Part II: The Day Michael Dies
A gypsy cab rolls onto the sidewalk opposite us.
Its jet-black body, tilted as a sinking ship over the curb.
Sleek windows roll down like breathing slats in
a cardboard box. Slowly, a bearded man in a long white robe
and bright red kufi steps gracefully out of the drivers side door
into a thin cloud of steam from the hot dog cart across the street.
The string of prayer beads lassoed around his neck clack
against the cars plastic paneling. He tilts his head towards the sun,
screams wildly in one of the many languages that make
New Yorkers nervous. Just up the block, a woman walking
her bicycle stops dead in her tracks. This is itfinally,
dances across her face like a warm flash bulb. Other passersby
flood in panic, eyes alarmed into tea cups, shouts
clapping the air like nervous warning shots. Calmly, the man
reaches inside the car, twists the volume knob until
the speakers pop. Gazes flick his direction like a startled animal.
He pounds the roof of his cab, scolds the clouds with fistfuls
of prayer, flurries his legs into an awkward, unrecognizable rampage
of dust and cloth and sweatthen slowly, the creak of a forty-
thousand-year-old coffin lid followed by a choir of hoots and hollers
from a flock of passing tourists. The bass slides in on all fours.
One by one, a string of ghouled police officers, blue suit bankers
and street vendors form in the middle of sidewalk traffic;
uniforms shredded into split husks, thick yellow clay caked
around their sunken eyes, rivers of black rust leaking from eardrum
to neck. Facing the street, they zombie-rock back and forth,
their arms extended like two-by-fours; necks on Egyptian-swivel-funk,
shoulders on perfect oil drill, they hold their stomachs and balloon

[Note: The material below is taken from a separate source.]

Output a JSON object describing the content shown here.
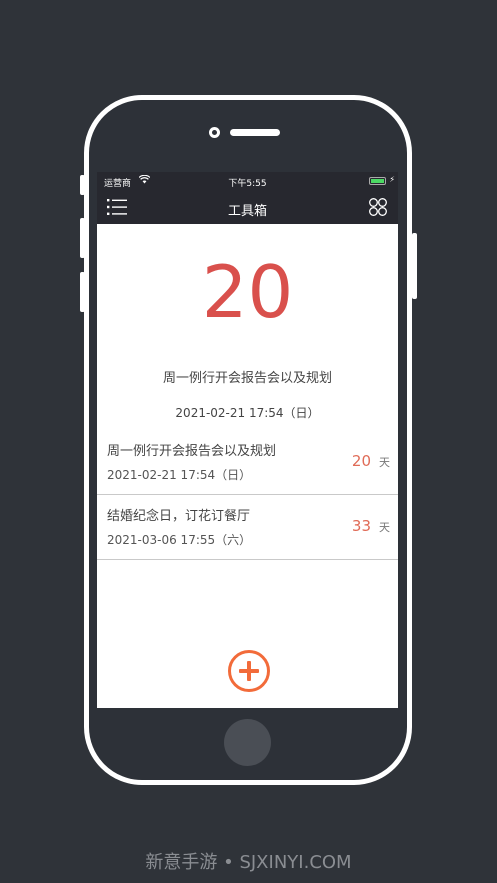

with laughter before an audience of two hundred brilliant
glinting windshields. All car horns bark on the one.